*Problem statement*: How many lines in the records below contain "this"? Reply with the number alone.

*Dataset records*:

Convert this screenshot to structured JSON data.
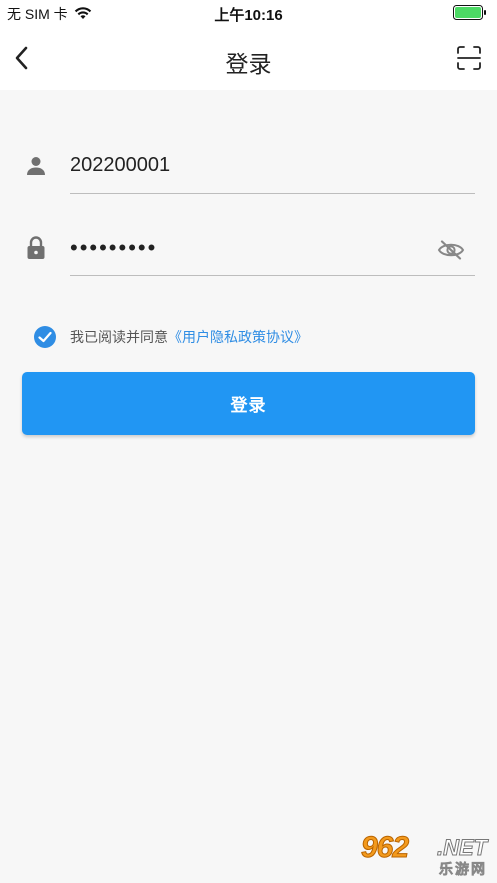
{
  "status_bar": {
    "carrier": "无 SIM 卡",
    "time": "上午10:16",
    "wifi_icon": "wifi-icon",
    "battery_icon": "battery-icon",
    "battery_color": "#4cd964"
  },
  "nav": {
    "title": "登录",
    "back_icon": "chevron-left-icon",
    "scan_icon": "scan-icon"
  },
  "form": {
    "username_value": "202200001",
    "username_icon": "person-icon",
    "password_value": "•••••••••",
    "password_icon": "lock-icon",
    "toggle_visibility_icon": "eye-off-icon"
  },
  "agreement": {
    "checked": true,
    "text": "我已阅读并同意",
    "link": "《用户隐私政策协议》"
  },
  "login_button": {
    "label": "登录"
  },
  "watermark": {
    "number": "962",
    "suffix": ".NET",
    "subtitle": "乐游网"
  },
  "colors": {
    "primary": "#2196f3",
    "link": "#2f8de4",
    "background": "#f7f7f7"
  }
}
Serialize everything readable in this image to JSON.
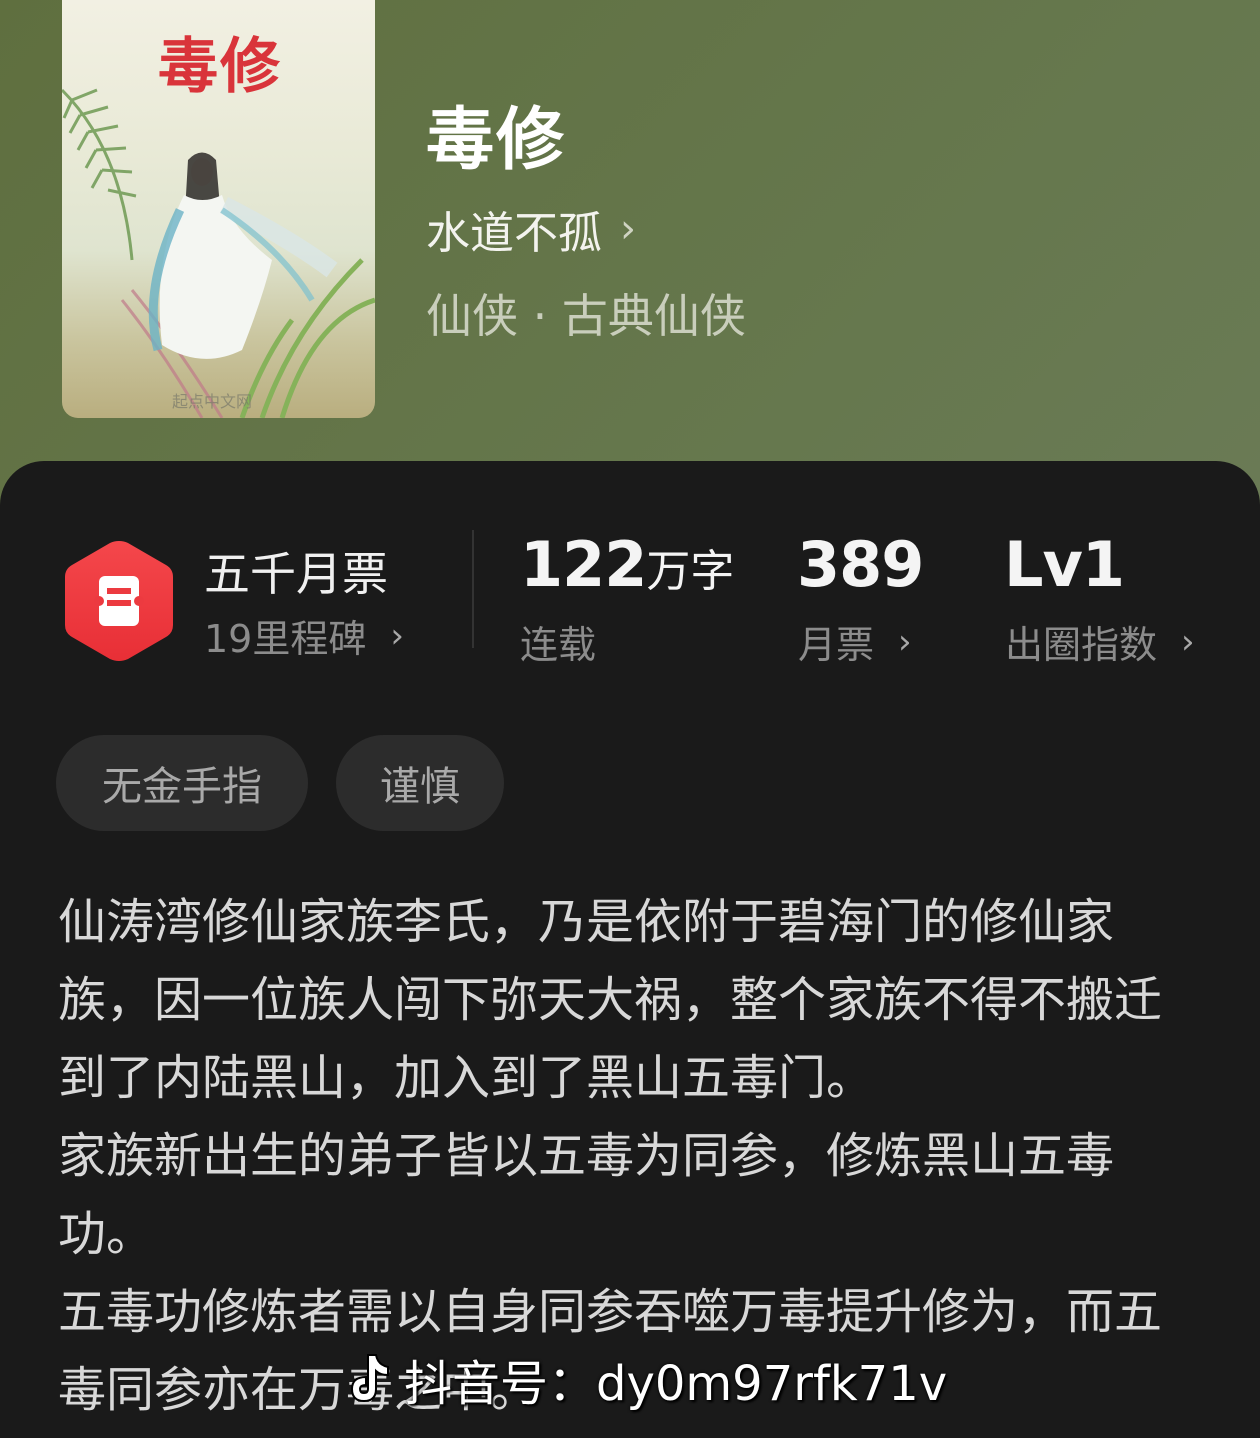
{
  "book": {
    "cover_title": "毒修",
    "cover_publisher": "起点中文网",
    "title": "毒修",
    "author": "水道不孤",
    "genre": "仙侠 · 古典仙侠"
  },
  "stats": {
    "badge_title": "五千月票",
    "badge_sub": "19里程碑",
    "word_count_number": "122",
    "word_count_unit": "万字",
    "status": "连载",
    "monthly_votes": "389",
    "monthly_votes_label": "月票",
    "level": "Lv1",
    "level_label": "出圈指数"
  },
  "tags": [
    "无金手指",
    "谨慎"
  ],
  "description": [
    "仙涛湾修仙家族李氏，乃是依附于碧海门的修仙家族，因一位族人闯下弥天大祸，整个家族不得不搬迁到了内陆黑山，加入到了黑山五毒门。",
    "家族新出生的弟子皆以五毒为同参，修炼黑山五毒功。",
    "五毒功修炼者需以自身同参吞噬万毒提升修为，而五毒同参亦在万毒之中。"
  ],
  "watermark": "抖音号：dy0m97rfk71v",
  "colors": {
    "badge_red": "#f0393f",
    "panel_bg": "#1a1a1a",
    "header_green": "#66784e"
  }
}
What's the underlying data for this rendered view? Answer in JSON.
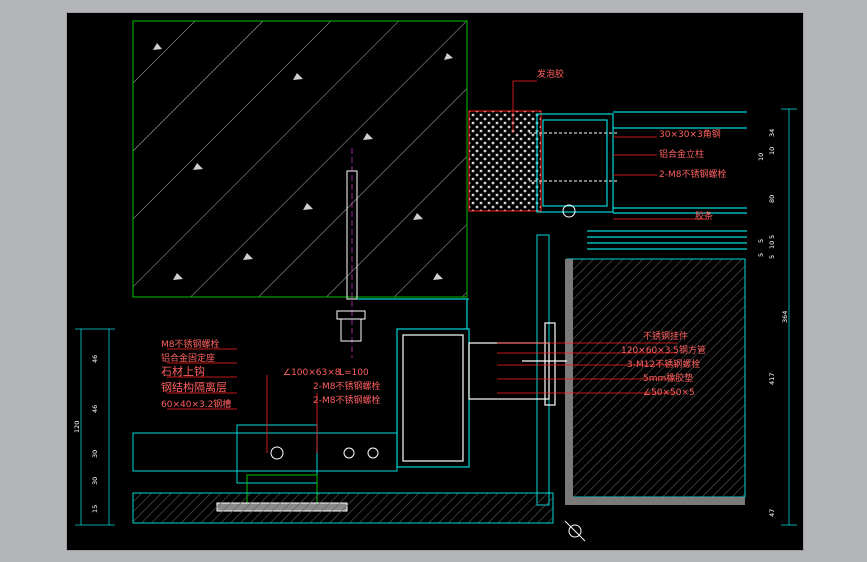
{
  "colors": {
    "background": "#000000",
    "frame": "#b3b5b8",
    "leader_red": "#ff2020",
    "cyan": "#00d8d8",
    "white": "#ffffff",
    "green": "#00c000",
    "magenta": "#ff40ff",
    "yellow": "#ffff00",
    "gray_fill": "#6a6a6a"
  },
  "labels_right": {
    "top_tag": "发泡胶",
    "angle_steel": "30×30×3角钢",
    "alu_mullion": "铝合金立柱",
    "bolt_upper": "2-M8不锈钢螺栓",
    "sealant": "胶条"
  },
  "labels_mid": {
    "ss_pin": "不锈钢挂件",
    "steel_tube": "120×60×3.5钢方管",
    "bolt_m12": "3-M12不锈钢螺栓",
    "rubber_pad": "5mm橡胶垫",
    "angle_steel_2": "∠50×50×5"
  },
  "labels_left": {
    "bolt_m8": "M8不锈钢螺栓",
    "alu_bracket": "铝合金固定座",
    "stone_hook": "石材上钩",
    "insulation": "钢结构隔离层",
    "channel_steel": "60×40×3.2钢槽"
  },
  "labels_center": {
    "angle_100": "∠100×63×8",
    "length": "L=100",
    "bolt_a": "2-M8不锈钢螺栓",
    "bolt_b": "2-M8不锈钢螺栓"
  },
  "dims_right": [
    "34",
    "10",
    "10",
    "80",
    "5",
    "10",
    "5",
    "5",
    "5",
    "364",
    "417",
    "47"
  ],
  "dims_left": [
    "46",
    "46",
    "120",
    "30",
    "30",
    "15"
  ]
}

*Solution to the exercise*: 3